In the silence of a midwinter dusk, there is far off in the deeps of it somewhere a sound so faint that for all you can tell it may be only the sound of the silence itself. You hold your breath to listen. You walk up the steps to the front door. The empty windows at either side of it tell you nothing, or almost nothing. For a second you catch a whiff in the air of some fragrance that reminds you of a place you’ve never been and a time you have no words for. You are aware of the beating of your heart. The extraordinary thing that is about to happen is matched only by the extraordinary moment just before it happens. Advent is the name of that moment. ~Frederick Buechner
I’ve been thinking a lot about the silence of those 400 years between Malachi and Matthew. Especially about what it was like at the end of that 400 years. Those days right before the angel appeared to Mary. The dark nights leading up to the star that led to the King. What were those like? After four centuries and many generations had come and gone, were God’s people desperate? Were they still clinging to hope? What astounded Mary more–the news that she was going to carry the Savior or the news that her Savior was finally coming?
Why would our God who has the power to speak a word and cause the seas to gather and the bush to burn and the stars to splay–why would He ever wait?
What if the wait is for us?
“Then Jesus became explicit: ‘Lazarus died. And I am glad for your sakes that I wasn’t there. You’re about to be given new grounds for believing. Now let’s go to him.” John 11:14-15, The Message

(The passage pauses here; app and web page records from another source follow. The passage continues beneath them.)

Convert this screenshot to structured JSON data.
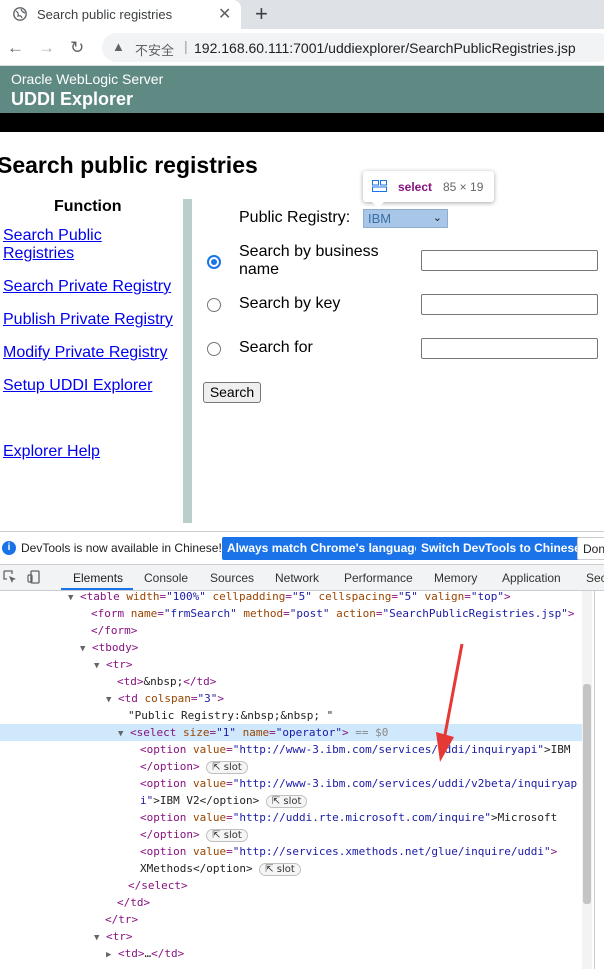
{
  "browser": {
    "tab_title": "Search public registries",
    "tab_close": "✕",
    "new_tab": "+",
    "back": "←",
    "forward": "→",
    "reload": "↻",
    "insecure_label": "不安全",
    "separator": "|",
    "url": "192.168.60.111:7001/uddiexplorer/SearchPublicRegistries.jsp"
  },
  "page": {
    "header_sub": "Oracle WebLogic Server",
    "header_title": "UDDI Explorer",
    "heading": "Search public registries",
    "function_heading": "Function",
    "sidebar_links": [
      "Search Public",
      "Registries",
      "Search Private Registry",
      "Publish Private Registry",
      "Modify Private Registry",
      "Setup UDDI Explorer",
      "Explorer Help"
    ],
    "form": {
      "registry_label": "Public Registry:",
      "registry_selected": "IBM",
      "options": [
        {
          "label": "Search by business",
          "label2": "name",
          "checked": true
        },
        {
          "label": "Search by key",
          "checked": false
        },
        {
          "label": "Search for",
          "checked": false
        }
      ],
      "search_button": "Search"
    },
    "tooltip": {
      "tag": "select",
      "size": "85 × 19"
    }
  },
  "devtools": {
    "infobar_text": "DevTools is now available in Chinese!",
    "btn_match": "Always match Chrome's language",
    "btn_switch": "Switch DevTools to Chinese",
    "btn_dont": "Don",
    "tabs": [
      "Elements",
      "Console",
      "Sources",
      "Network",
      "Performance",
      "Memory",
      "Application",
      "Sec"
    ],
    "active_tab": "Elements",
    "slot_label": "slot",
    "lines": [
      {
        "t": "l0",
        "text_a": "<table ",
        "a1": "width",
        "v1": "\"100%\"",
        "a2": "cellpadding",
        "v2": "\"5\"",
        "a3": "cellspacing",
        "v3": "\"5\"",
        "a4": "valign",
        "v4": "\"top\"",
        "end": ">"
      },
      {
        "t": "l1",
        "tag": "<form ",
        "a1": "name",
        "v1": "\"frmSearch\"",
        "a2": "method",
        "v2": "\"post\"",
        "a3": "action",
        "v3": "\"SearchPublicRegistries.jsp\"",
        "end": ">"
      },
      {
        "t": "l2",
        "text": "</form>"
      },
      {
        "t": "l3",
        "text": "<tbody>"
      },
      {
        "t": "l4",
        "text": "<tr>"
      },
      {
        "t": "l5",
        "text_a": "<td>",
        "text_b": "&nbsp;",
        "text_c": "</td>"
      },
      {
        "t": "l6",
        "tag": "<td ",
        "a1": "colspan",
        "v1": "\"3\"",
        "end": ">"
      },
      {
        "t": "l7",
        "text": "\"Public Registry:&nbsp;&nbsp; \""
      },
      {
        "t": "l8",
        "tag": "<select ",
        "a1": "size",
        "v1": "\"1\"",
        "a2": "name",
        "v2": "\"operator\"",
        "end": ">",
        "eq": " == $0"
      },
      {
        "t": "l9",
        "tag": "<option ",
        "a1": "value",
        "v1": "\"http://www-3.ibm.com/services/uddi/inquiryapi\"",
        "end": ">IBM"
      },
      {
        "t": "l10",
        "text": "</option>"
      },
      {
        "t": "l11",
        "tag": "<option ",
        "a1": "value",
        "v1": "\"http://www-3.ibm.com/services/uddi/v2beta/inquiryap"
      },
      {
        "t": "l12",
        "v1": "i\"",
        "text": ">IBM V2</option>"
      },
      {
        "t": "l13",
        "tag": "<option ",
        "a1": "value",
        "v1": "\"http://uddi.rte.microsoft.com/inquire\"",
        "end": ">Microsoft"
      },
      {
        "t": "l14",
        "text": "</option>"
      },
      {
        "t": "l15",
        "tag": "<option ",
        "a1": "value",
        "v1": "\"http://services.xmethods.net/glue/inquire/uddi\"",
        "end": ">"
      },
      {
        "t": "l16",
        "text": "XMethods</option>"
      },
      {
        "t": "l17",
        "text": "</select>"
      },
      {
        "t": "l18",
        "text": "</td>"
      },
      {
        "t": "l19",
        "text": "</tr>"
      },
      {
        "t": "l20",
        "text": "<tr>"
      },
      {
        "t": "l21",
        "text_a": "<td>",
        "text_b": "…",
        "text_c": "</td>"
      }
    ]
  },
  "colors": {
    "header_bg": "#5f8a84",
    "link": "#0000ee",
    "devtools_accent": "#1a73e8",
    "arrow": "#e53935"
  }
}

For those of us in the wait, we’re about to be given new grounds for believing. We are in the extraordinary moment just before it happens. Advent.